Two to four dimensional astrometry

The 2-D -part astrometry belongs to spherical astronomy and deals only with the incidence direction of light sources from the space - in theory, measuring techniques, as to the coordinate systems and for various reductions in the apparent direction of celestial objects ( planets , stars , galaxies ) to their true direction .

The star locations become three-dimensional by measuring parallaxes - those apparent annual shifts that can be determined from opposite points on the earth's orbit . From this, star distances of up to 100 light years can be derived, and with Hipparcos and other methods, far more.

Finally, 4-D could be called stellar dynamics , which is based on proper movements . They are obtained from precise asterisk words from widely spaced epochs . Its addition to the spatial velocity vector gives the radial velocity , a result of the spectral analysis and thus the transition to astrophysics . The situation is similar when determining distances using photometry .

The dynamics of distant objects are explored more physically the further away they are. However, space travel and astrometric satellites are constantly expanding this limit .

Use for astronomical research

Precise star coordinates , distance and speed data fertilize many aspects of astronomy. Some of them are:

See also


  • Julius Redlich: A look into the most general network of terms in astrometry . Beyer publishing house, Langensalza 1907.
  • Rudolf Sigl : Geodetic Astronomy . 3. Edition. Verlag Wichmann, Heidelberg 1991, ISBN 3-87907-190-X .
  • Albert Schödlbauer : Geodetic Astronomy - Basics and Concepts . De Gruyter, Berlin / New York 2000, ISBN 3-11-015148-0 .
  • P. Brosche, Harald Schuh : New developments in astrometry and their significance for geodesy . In: Journal of Surveying (ZfV) . 1999, ISSN  0044-3689 , p. 343-350 (vol. 124).
  • Jean Kovalevsky, (et al.): Fundamentals of astrometry . Cambridge Univ. Press, Cambridge 2004, ISBN 0-521-64216-7 .
  • Jean Kovalevsky: Modern astrometry . Springer, Berlin 2002, ISBN 3-540-42380-X .
  • Stephen Webb: Measuring the universe - the cosmological distance ladder . Springer, London 2001, ISBN 1-85233-106-2 .
  • Michael Perryman: Astronomical Applications of Astrometry: Ten Years of Exploitation of the Hipparcos Satellite Data . Cambridge Univ. Press, Cambridge 2008, ISBN 978-0-521-51489-7 .

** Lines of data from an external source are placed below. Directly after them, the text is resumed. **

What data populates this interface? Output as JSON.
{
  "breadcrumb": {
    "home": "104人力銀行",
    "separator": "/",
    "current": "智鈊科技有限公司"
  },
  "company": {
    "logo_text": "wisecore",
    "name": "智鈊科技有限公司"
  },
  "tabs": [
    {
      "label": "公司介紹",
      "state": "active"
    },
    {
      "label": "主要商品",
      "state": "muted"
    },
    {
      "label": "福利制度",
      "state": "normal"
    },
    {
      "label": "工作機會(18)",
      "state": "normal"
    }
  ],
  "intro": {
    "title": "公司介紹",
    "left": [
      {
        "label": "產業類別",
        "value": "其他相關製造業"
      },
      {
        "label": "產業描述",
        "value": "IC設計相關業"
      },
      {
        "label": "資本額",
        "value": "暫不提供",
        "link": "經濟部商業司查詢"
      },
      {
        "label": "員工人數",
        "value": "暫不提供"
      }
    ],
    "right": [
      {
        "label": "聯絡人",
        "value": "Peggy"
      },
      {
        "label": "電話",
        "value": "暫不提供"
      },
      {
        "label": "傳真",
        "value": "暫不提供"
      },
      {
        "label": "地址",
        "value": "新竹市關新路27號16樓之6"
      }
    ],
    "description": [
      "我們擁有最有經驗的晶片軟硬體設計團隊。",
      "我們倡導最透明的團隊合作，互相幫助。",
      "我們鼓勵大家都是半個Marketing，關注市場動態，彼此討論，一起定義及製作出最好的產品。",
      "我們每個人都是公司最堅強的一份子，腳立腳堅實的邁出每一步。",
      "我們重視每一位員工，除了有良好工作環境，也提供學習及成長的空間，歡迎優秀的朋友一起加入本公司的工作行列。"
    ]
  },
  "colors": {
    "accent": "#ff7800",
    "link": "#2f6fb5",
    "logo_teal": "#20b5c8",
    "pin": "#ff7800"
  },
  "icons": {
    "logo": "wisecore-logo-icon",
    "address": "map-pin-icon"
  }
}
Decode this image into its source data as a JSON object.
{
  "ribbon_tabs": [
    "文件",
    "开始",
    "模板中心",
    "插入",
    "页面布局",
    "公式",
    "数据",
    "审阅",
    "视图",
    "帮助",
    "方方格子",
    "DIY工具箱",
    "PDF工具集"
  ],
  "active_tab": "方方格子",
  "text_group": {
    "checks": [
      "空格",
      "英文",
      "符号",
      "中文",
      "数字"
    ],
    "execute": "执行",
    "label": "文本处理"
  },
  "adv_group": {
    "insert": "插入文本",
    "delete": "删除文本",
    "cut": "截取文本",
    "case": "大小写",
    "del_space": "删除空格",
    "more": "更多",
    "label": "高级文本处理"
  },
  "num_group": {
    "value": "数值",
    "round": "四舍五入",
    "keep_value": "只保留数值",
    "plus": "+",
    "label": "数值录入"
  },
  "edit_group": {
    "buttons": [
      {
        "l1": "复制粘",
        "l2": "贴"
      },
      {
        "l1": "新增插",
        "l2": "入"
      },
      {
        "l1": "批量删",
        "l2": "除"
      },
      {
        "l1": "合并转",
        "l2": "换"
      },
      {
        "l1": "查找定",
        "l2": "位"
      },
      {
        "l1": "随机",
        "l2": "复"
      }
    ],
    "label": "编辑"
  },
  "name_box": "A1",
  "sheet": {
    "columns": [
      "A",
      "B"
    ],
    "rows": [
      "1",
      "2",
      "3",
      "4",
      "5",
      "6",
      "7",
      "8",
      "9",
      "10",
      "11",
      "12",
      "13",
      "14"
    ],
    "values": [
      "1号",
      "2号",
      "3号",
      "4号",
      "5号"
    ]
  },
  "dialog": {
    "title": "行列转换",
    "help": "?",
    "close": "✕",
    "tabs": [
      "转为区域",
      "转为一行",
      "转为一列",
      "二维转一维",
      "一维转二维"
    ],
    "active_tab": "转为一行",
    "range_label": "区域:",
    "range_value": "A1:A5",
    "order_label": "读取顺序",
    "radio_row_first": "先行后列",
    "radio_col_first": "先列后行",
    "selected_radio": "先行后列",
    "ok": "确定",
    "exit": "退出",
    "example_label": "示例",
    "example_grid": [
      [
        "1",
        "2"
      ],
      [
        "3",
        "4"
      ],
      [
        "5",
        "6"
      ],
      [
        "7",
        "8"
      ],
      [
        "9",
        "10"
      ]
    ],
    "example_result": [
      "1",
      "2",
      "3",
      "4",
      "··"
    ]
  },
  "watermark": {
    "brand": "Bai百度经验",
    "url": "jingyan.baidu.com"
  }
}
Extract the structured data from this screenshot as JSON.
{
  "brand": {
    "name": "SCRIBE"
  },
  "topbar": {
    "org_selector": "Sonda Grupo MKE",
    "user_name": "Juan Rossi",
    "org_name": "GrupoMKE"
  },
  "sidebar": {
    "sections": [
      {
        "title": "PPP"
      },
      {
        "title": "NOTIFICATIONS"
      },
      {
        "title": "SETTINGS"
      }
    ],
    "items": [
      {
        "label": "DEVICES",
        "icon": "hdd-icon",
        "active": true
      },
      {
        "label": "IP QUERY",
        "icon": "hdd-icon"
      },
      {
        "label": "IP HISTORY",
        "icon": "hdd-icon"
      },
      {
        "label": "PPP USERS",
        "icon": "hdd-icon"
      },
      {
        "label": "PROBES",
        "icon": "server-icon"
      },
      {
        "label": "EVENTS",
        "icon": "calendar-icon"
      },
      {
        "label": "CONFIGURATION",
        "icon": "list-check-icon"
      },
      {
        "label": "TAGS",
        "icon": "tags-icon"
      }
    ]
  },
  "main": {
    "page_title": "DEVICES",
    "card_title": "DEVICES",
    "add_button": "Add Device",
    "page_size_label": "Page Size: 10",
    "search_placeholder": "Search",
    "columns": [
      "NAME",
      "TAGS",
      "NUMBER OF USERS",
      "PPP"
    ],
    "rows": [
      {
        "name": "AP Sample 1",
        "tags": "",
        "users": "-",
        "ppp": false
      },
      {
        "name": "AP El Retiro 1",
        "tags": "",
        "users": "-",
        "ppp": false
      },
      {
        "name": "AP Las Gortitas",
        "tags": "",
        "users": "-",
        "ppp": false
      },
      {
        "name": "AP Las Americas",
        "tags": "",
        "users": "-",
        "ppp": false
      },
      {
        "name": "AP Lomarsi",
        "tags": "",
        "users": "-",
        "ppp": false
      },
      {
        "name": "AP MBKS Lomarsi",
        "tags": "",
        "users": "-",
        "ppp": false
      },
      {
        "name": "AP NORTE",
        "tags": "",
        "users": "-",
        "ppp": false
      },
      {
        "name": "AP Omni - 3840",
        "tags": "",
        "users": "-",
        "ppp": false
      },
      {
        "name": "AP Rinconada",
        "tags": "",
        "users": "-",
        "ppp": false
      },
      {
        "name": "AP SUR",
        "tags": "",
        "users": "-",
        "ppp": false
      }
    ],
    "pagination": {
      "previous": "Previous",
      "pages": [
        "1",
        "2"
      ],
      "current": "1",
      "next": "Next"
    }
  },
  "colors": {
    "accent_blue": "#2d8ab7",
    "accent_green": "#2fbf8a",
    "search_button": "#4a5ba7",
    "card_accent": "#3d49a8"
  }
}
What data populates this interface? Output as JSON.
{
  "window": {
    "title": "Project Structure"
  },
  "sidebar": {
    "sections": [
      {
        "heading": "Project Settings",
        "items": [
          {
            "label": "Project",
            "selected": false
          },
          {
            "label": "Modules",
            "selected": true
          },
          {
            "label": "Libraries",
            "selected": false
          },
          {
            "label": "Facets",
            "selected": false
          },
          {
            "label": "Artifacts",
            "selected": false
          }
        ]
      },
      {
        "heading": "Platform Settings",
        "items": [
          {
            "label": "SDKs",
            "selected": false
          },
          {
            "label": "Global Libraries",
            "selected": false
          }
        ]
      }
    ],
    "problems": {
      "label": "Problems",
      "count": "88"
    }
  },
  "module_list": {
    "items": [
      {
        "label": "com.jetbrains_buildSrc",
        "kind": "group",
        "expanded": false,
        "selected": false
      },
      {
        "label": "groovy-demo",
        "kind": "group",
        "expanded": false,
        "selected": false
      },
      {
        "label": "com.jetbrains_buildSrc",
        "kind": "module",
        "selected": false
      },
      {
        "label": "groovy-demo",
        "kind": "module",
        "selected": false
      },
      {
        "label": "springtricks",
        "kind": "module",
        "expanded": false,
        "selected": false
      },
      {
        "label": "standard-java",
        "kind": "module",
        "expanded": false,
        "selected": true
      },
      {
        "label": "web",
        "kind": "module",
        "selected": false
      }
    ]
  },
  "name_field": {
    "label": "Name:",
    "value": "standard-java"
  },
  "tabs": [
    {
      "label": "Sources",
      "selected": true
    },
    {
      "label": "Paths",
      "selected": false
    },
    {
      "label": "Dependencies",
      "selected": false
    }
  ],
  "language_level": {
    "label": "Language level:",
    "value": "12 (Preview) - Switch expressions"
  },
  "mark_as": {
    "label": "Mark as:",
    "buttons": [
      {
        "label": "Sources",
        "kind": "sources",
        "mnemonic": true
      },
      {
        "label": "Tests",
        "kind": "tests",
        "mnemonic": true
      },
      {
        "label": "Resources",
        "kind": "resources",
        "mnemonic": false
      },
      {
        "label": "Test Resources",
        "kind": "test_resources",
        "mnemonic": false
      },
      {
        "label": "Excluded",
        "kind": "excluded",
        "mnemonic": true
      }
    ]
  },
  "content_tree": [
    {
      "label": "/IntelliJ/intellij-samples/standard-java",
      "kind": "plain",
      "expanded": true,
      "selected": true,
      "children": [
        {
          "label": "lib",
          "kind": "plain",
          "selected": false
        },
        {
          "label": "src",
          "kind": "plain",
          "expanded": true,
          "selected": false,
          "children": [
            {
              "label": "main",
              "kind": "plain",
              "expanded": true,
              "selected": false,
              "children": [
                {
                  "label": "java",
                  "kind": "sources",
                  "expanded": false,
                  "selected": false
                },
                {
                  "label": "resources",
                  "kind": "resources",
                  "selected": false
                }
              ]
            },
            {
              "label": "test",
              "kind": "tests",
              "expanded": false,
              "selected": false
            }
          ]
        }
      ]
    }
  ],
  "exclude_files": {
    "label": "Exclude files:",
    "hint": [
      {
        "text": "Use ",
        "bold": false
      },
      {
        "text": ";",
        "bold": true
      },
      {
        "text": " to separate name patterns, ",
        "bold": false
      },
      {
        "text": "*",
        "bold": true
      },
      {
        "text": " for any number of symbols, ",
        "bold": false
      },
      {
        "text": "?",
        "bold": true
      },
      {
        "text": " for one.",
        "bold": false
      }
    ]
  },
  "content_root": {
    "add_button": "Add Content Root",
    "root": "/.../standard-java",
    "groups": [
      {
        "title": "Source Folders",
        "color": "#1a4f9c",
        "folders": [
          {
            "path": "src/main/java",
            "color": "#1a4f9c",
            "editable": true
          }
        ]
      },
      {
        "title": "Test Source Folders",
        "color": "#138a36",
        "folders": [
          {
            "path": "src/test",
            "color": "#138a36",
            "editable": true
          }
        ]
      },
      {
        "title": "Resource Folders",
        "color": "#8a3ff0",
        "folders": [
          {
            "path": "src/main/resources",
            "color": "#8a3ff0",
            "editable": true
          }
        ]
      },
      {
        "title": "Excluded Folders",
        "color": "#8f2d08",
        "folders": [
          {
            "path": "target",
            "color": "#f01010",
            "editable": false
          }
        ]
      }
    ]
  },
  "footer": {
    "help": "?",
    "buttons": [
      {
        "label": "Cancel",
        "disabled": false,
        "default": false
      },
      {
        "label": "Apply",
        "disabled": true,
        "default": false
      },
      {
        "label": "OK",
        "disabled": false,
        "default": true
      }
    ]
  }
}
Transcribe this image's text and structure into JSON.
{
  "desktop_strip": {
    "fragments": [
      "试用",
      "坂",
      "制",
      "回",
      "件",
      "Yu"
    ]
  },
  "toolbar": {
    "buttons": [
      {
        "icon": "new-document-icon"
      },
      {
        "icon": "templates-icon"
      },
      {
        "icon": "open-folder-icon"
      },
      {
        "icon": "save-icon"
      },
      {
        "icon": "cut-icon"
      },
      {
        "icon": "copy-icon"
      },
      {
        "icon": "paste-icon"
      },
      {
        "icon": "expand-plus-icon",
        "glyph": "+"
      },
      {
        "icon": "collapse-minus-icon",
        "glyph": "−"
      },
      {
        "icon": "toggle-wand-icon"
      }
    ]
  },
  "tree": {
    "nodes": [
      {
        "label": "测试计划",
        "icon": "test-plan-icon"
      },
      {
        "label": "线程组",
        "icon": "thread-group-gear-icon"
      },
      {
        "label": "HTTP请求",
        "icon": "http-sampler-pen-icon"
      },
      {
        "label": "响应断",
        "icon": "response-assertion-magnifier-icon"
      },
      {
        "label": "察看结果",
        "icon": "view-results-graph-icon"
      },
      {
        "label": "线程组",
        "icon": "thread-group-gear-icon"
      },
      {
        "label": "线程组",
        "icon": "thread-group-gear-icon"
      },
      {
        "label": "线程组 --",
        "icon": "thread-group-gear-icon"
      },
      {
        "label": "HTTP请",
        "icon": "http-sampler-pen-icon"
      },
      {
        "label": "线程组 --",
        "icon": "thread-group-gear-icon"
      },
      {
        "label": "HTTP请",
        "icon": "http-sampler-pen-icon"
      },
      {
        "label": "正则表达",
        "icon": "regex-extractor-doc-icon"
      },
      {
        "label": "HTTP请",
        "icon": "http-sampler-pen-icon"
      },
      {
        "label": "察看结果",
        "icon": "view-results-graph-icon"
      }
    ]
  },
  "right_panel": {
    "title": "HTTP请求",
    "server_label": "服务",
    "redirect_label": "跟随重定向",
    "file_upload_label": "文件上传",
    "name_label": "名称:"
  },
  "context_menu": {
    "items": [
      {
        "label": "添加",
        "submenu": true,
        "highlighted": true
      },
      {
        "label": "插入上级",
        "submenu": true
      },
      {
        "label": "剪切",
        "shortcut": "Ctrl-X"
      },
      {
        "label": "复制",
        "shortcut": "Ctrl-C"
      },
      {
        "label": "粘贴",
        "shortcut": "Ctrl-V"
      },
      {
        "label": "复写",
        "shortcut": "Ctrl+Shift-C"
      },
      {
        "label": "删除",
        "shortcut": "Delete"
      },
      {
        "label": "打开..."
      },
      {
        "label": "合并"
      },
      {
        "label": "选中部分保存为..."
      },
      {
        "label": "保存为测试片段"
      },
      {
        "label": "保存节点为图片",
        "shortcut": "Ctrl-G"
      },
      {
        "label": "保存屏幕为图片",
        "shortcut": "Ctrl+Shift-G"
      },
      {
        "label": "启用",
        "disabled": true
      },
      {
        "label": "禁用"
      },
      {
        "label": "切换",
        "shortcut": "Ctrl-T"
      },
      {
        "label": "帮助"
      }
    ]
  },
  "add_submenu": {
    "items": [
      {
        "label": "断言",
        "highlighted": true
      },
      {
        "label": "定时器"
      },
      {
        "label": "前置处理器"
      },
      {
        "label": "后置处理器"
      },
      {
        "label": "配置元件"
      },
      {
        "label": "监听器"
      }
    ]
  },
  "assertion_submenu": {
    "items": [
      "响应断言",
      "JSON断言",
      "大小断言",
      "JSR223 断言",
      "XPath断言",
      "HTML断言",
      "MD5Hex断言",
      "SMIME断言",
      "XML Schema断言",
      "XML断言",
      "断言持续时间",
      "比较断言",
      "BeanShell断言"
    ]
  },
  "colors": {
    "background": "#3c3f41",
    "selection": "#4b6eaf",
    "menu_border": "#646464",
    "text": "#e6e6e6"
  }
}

Web links

Individual evidence

  1. Until the Hipparcos mission, these (weak) stars were not measured precisely enough, so that the coverage lines on earth were often too unsafe for mobile measuring teams. Now the Tycho catalog solves the problem with an accuracy of about ± 100 m.